ESP Goal

In reading the early works of classical genetics, one is drawn, almost inexorably, into ever more complex models, until molecular explanations begin to seem both necessary and natural. At that point, the tools for understanding genome research are at hand. Assisting readers reach this point was the original goal of The Electronic Scholarly Publishing Project.

ESP Usage

Usage of the site grew rapidly and has remained high. Faculty began to use the site for their assigned readings. Other on-line publishers, ranging from The New York Times to Nature referenced ESP materials in their own publications. Nobel laureates (e.g., Joshua Lederberg) regularly used the site and even wrote to suggest changes and improvements.

ESP Content

When the site began, no journals were making their early content available in digital format. As a result, ESP was obliged to digitize classic literature before it could be made available. For many important papers — such as Mendel's original paper or the first genetic map — ESP had to produce entirely new typeset versions of the works, if they were to be available in a high-quality format.

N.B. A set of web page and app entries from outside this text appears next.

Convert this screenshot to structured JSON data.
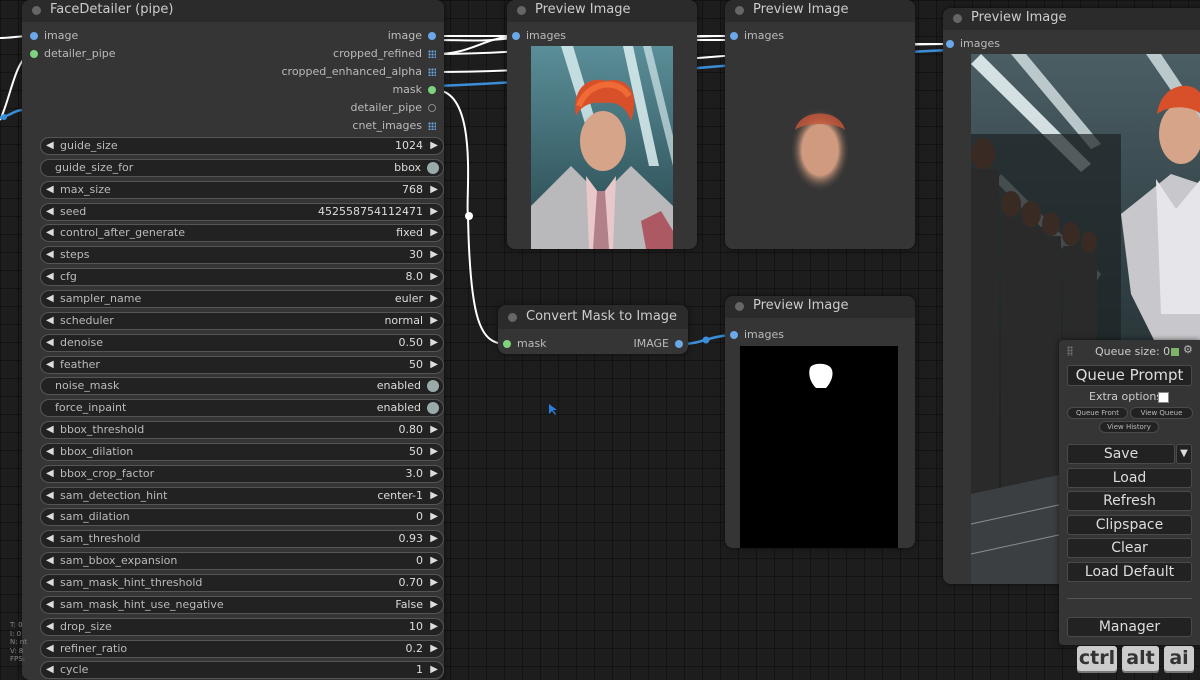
{
  "face_detailer": {
    "title": "FaceDetailer (pipe)",
    "inputs": [
      "image",
      "detailer_pipe"
    ],
    "outputs": [
      "image",
      "cropped_refined",
      "cropped_enhanced_alpha",
      "mask",
      "detailer_pipe",
      "cnet_images"
    ],
    "widgets": [
      {
        "label": "guide_size",
        "value": "1024",
        "type": "number"
      },
      {
        "label": "guide_size_for",
        "value": "bbox",
        "type": "toggle"
      },
      {
        "label": "max_size",
        "value": "768",
        "type": "number"
      },
      {
        "label": "seed",
        "value": "452558754112471",
        "type": "number"
      },
      {
        "label": "control_after_generate",
        "value": "fixed",
        "type": "combo"
      },
      {
        "label": "steps",
        "value": "30",
        "type": "number"
      },
      {
        "label": "cfg",
        "value": "8.0",
        "type": "number"
      },
      {
        "label": "sampler_name",
        "value": "euler",
        "type": "combo"
      },
      {
        "label": "scheduler",
        "value": "normal",
        "type": "combo"
      },
      {
        "label": "denoise",
        "value": "0.50",
        "type": "number"
      },
      {
        "label": "feather",
        "value": "50",
        "type": "number"
      },
      {
        "label": "noise_mask",
        "value": "enabled",
        "type": "toggle"
      },
      {
        "label": "force_inpaint",
        "value": "enabled",
        "type": "toggle"
      },
      {
        "label": "bbox_threshold",
        "value": "0.80",
        "type": "number"
      },
      {
        "label": "bbox_dilation",
        "value": "50",
        "type": "number"
      },
      {
        "label": "bbox_crop_factor",
        "value": "3.0",
        "type": "number"
      },
      {
        "label": "sam_detection_hint",
        "value": "center-1",
        "type": "combo"
      },
      {
        "label": "sam_dilation",
        "value": "0",
        "type": "number"
      },
      {
        "label": "sam_threshold",
        "value": "0.93",
        "type": "number"
      },
      {
        "label": "sam_bbox_expansion",
        "value": "0",
        "type": "number"
      },
      {
        "label": "sam_mask_hint_threshold",
        "value": "0.70",
        "type": "number"
      },
      {
        "label": "sam_mask_hint_use_negative",
        "value": "False",
        "type": "combo"
      },
      {
        "label": "drop_size",
        "value": "10",
        "type": "number"
      },
      {
        "label": "refiner_ratio",
        "value": "0.2",
        "type": "number"
      },
      {
        "label": "cycle",
        "value": "1",
        "type": "number"
      }
    ]
  },
  "preview1": {
    "title": "Preview Image",
    "input": "images"
  },
  "preview2": {
    "title": "Preview Image",
    "input": "images"
  },
  "preview3": {
    "title": "Preview Image",
    "input": "images"
  },
  "preview4": {
    "title": "Preview Image",
    "input": "images"
  },
  "convert_mask": {
    "title": "Convert Mask to Image",
    "input": "mask",
    "output": "IMAGE"
  },
  "queue_panel": {
    "queue_size": "Queue size: 0",
    "queue_prompt": "Queue Prompt",
    "extra_options": "Extra options",
    "queue_front": "Queue Front",
    "view_queue": "View Queue",
    "view_history": "View History",
    "save": "Save",
    "load": "Load",
    "refresh": "Refresh",
    "clipspace": "Clipspace",
    "clear": "Clear",
    "load_default": "Load Default",
    "manager": "Manager"
  },
  "keys": [
    "ctrl",
    "alt",
    "ai"
  ],
  "stats": [
    "T: 0",
    "I: 0",
    "N: nt",
    "V: 8",
    "FPS:"
  ],
  "colors": {
    "image_slot": "#6aa8e8",
    "mask_slot": "#7ed37e",
    "pipe_slot": "#7ed37e",
    "link_white": "#ffffff",
    "link_blue": "#3a8fd8"
  }
}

ESP Help

Early support from the DOE component of the Human Genome Project was critically important for getting the ESP project on a firm foundation. Since that funding ended (nearly 20 years ago), the project has been operated as a purely volunteer effort. Anyone wishing to assist in these efforts should send an email to Robbins.

ESP Plans

With the development of methods for adding typeset side notes to PDF files, the ESP project now plans to add annotated versions of some classical papers to its holdings. We also plan to add new reference and pedagogical material. We have already started providing regularly updated, comprehensive bibliographies to the ESP.ORG site.

Electronic Scholarly Publishing
961 Red Tail Lane
Bellingham, WA 98226

E-mail: RJR8222 @

Papers in Classical Genetics

The ESP began as an effort to share a handful of key papers from the early days of classical genetics. Now the collection has grown to include hundreds of papers, in full-text format.

Digital Books

Along with papers on classical genetics, ESP offers a collection of full-text digital books, including many works by Darwin (and even a collection of poetry — Chicago Poems by Carl Sandburg).


ESP now offers a much improved and expanded collection of timelines, designed to give the user choice over subject matter and dates.


Biographical information about many key scientists.

Selected Bibliographies

Bibliographies on several topics of potential interest to the ESP community are now being automatically maintained and generated on the ESP site.

ESP Picks from Around the Web (updated 07 JUL 2018 )